To Ashley Christensen, a restaurant is not just a place where you sit down to eat. It’s an entire concept. She carefully plots an immersive experience for her diners.
The restaurant space is transformed into a work of art, which gestures back to the architecture and artifacts of historic Raleigh. Christensen writes menus that allow people to mix and match. She wants the eating experience to encourages experimentation and social bonding.
When Christensen opened her first restaurant, Poole’s Downtown Diner, she started with an idea: the emotion of a diner.
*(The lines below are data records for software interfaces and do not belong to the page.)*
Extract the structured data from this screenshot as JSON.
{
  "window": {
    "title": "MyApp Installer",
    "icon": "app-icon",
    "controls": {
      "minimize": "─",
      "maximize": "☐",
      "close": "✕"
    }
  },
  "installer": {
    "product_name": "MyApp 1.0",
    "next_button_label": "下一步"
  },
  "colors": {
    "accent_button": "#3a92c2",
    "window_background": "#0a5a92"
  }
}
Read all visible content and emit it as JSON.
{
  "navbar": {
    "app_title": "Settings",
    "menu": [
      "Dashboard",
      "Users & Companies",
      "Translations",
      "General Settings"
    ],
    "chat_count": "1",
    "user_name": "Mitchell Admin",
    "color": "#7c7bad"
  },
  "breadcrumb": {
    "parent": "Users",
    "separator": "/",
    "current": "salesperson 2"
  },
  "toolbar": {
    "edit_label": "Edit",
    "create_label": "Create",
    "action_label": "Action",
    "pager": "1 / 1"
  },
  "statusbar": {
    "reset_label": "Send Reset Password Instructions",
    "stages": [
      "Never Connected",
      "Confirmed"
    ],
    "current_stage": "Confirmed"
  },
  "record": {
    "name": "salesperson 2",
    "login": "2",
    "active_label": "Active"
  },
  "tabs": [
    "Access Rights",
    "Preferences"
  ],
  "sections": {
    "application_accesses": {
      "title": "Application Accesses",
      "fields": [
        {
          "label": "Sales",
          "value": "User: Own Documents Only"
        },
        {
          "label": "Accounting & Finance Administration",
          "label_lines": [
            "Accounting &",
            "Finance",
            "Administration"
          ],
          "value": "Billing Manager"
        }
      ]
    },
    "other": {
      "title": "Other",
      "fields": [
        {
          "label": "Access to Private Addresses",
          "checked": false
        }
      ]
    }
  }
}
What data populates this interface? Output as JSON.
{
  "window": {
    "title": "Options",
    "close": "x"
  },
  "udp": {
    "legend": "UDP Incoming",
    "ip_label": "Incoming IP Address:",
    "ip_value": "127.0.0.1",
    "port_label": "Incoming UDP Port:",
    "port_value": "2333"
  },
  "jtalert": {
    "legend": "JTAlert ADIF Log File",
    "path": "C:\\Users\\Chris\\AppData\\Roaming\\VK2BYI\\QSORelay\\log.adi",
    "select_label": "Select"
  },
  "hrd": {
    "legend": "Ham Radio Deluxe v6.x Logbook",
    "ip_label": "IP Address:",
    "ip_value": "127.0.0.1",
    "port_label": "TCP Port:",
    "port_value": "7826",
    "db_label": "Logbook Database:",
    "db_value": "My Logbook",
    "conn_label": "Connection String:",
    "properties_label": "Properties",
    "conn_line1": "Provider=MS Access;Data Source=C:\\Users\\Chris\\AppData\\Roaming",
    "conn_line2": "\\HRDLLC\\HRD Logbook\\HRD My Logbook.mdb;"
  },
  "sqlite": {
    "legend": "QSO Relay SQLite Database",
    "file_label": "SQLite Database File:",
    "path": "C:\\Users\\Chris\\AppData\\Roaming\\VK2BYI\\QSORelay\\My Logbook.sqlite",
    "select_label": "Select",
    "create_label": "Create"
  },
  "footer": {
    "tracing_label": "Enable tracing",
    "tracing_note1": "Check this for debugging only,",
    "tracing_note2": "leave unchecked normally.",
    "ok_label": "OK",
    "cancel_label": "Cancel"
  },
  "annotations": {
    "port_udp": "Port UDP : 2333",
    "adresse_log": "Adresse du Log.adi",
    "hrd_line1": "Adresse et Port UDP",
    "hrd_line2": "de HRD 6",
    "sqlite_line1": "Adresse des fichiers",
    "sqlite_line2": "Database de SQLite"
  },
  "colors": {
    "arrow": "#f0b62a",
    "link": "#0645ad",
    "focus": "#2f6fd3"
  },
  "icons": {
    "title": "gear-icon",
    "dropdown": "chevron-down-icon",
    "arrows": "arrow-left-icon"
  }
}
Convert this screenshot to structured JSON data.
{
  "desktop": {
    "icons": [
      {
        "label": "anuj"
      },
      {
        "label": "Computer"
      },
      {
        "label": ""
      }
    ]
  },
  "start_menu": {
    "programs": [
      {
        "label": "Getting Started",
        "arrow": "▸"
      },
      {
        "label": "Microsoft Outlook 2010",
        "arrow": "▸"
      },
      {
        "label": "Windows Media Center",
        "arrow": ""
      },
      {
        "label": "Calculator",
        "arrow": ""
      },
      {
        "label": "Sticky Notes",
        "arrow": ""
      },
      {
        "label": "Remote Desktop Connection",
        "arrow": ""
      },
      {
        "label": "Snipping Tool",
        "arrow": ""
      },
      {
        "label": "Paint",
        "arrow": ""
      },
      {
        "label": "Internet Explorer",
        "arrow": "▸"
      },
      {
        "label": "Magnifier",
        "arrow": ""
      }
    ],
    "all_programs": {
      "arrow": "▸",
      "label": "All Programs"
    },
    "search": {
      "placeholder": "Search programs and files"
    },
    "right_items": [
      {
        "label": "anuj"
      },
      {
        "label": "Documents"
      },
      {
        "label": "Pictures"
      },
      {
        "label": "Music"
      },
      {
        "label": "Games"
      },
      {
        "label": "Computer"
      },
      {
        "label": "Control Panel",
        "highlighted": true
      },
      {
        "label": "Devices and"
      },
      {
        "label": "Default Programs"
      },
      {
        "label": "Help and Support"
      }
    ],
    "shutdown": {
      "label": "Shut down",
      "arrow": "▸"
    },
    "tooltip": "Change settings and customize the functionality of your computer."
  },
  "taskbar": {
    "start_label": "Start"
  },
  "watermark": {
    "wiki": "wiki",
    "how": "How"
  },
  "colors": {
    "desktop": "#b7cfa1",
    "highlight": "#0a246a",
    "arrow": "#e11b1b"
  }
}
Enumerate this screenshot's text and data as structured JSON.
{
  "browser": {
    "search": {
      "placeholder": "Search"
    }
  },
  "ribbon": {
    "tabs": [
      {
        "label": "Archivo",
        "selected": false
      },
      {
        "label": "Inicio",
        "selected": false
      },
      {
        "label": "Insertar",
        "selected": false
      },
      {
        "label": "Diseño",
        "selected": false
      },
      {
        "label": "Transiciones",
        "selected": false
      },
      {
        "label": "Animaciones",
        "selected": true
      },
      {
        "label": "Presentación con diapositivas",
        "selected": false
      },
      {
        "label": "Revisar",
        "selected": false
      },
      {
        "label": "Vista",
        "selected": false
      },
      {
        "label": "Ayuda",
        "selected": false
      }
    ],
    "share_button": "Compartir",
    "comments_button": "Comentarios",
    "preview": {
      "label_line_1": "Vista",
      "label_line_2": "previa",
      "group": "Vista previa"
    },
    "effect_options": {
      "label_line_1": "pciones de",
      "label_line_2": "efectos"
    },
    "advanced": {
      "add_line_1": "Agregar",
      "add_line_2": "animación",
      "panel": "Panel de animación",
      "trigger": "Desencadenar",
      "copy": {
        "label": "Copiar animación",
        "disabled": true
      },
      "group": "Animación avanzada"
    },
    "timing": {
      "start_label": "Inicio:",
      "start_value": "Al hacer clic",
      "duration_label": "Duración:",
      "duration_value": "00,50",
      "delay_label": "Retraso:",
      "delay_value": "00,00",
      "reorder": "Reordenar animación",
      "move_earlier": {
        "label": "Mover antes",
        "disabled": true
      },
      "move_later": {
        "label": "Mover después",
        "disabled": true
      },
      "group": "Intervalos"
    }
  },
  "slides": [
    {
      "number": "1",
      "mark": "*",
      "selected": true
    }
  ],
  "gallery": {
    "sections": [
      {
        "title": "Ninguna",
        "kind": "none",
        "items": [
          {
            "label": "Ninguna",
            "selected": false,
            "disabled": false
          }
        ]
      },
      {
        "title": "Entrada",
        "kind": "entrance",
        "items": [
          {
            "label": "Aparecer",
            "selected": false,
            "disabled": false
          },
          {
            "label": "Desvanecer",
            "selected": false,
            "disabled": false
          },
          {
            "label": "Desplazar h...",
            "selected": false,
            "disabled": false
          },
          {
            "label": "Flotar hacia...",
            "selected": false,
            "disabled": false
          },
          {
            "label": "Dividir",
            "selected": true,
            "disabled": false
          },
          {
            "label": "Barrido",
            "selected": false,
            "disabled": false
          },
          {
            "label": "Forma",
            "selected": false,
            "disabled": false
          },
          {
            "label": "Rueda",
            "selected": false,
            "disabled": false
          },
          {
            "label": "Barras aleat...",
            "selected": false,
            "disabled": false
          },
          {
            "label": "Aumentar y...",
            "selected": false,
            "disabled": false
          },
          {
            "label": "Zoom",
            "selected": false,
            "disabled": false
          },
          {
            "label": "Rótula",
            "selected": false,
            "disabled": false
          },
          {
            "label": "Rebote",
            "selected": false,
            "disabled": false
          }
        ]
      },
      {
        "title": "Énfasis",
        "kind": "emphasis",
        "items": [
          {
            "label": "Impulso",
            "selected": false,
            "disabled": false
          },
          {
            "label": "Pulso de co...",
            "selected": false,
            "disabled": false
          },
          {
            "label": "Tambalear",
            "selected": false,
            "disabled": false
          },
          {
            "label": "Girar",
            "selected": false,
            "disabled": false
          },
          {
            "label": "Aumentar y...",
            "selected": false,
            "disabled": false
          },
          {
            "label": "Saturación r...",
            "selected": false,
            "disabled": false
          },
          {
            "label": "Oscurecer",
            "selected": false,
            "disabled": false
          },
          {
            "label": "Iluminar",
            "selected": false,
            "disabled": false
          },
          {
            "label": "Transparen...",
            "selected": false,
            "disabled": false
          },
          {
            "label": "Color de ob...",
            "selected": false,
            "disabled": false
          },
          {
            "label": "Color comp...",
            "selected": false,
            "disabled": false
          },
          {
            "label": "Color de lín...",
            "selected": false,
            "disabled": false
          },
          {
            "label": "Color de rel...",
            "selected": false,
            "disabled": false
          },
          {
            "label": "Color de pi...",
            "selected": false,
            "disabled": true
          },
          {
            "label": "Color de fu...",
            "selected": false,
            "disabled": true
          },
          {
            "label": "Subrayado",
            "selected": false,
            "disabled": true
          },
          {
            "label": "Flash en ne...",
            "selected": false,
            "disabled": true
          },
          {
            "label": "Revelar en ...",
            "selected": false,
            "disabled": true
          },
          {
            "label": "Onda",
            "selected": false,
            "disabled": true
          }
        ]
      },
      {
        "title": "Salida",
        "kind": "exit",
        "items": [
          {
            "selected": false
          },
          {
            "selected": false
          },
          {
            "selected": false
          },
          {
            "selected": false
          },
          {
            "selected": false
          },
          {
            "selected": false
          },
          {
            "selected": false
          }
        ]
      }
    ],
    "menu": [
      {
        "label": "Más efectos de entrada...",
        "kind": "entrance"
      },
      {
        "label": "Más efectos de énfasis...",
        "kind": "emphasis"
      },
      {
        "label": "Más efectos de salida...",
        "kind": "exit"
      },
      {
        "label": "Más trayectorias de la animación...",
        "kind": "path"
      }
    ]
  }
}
"I think there's a something--there's a familiarity--to the idea of an American diner," Christensen said in an interview on The State of Things.
"My father was a truck driver when I was a child, and in driving through new cities, that was where he went. There was an understanding. He knew he would feel at home there."
From the feeling of a diner, Christensen designed a menu that reflects her own spin on classic American dishes and built a double-horseshoe counter so that customers could mingle and lean in.
She is a self-taught cook whose vision of food was enormously influenced by her upbringing in Kernersville, North Carolina.
"I grew up in a house where food was just tremendously important. Both my parents are fantastic cooks. I still call them with questions," Christensen said.
And now one of Raleigh’s favorite chefs is a finalist for the James Beard Award for Best Chef in the Southeast.
Though the restaurant business is notoriously competitive, Ashley Christensen feels a deep sense of camaraderie with her fellow chefs in the Triangle.
"This business isn't about competing with your neighbor. It's about embracing your neighbor and complementing your neighbor," Christensen said.